** Exercise **
Search the data for "Edit". Return each matching line.

Stored items from a collection:
◇ ◇ ◇ ◇ ◇
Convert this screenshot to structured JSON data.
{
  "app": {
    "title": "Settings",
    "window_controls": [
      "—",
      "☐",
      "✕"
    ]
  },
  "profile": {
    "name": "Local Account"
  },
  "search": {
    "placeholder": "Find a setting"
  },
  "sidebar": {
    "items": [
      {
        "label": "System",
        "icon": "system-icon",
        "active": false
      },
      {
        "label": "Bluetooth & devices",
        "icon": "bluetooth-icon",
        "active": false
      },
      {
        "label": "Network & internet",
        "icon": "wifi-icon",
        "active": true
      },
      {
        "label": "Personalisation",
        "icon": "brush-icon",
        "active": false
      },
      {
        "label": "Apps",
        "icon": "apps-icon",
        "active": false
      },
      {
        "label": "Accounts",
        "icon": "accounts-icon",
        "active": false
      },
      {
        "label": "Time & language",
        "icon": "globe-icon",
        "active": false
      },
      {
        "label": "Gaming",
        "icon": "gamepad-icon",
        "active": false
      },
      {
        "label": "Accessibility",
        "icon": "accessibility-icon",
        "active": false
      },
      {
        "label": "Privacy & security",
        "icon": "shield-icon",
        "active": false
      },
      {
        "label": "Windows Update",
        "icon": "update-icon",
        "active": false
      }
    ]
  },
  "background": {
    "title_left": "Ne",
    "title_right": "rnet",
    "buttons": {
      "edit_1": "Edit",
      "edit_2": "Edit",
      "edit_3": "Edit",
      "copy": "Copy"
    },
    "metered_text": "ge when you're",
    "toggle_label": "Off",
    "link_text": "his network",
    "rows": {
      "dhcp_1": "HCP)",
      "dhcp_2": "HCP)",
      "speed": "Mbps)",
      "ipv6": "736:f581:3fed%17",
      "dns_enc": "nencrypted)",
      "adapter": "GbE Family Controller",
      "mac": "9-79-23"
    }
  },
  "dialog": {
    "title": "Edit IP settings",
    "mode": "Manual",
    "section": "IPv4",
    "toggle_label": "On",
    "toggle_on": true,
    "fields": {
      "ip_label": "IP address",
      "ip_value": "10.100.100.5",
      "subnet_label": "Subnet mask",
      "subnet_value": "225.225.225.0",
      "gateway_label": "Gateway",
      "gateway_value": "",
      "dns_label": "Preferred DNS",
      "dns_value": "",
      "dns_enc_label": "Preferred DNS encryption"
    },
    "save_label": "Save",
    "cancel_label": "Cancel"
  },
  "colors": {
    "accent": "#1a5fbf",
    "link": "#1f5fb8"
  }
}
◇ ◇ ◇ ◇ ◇
** Task response **
      "edit_1": "Edit",
      "edit_2": "Edit",
      "edit_3": "Edit",
    "title": "Edit IP settings",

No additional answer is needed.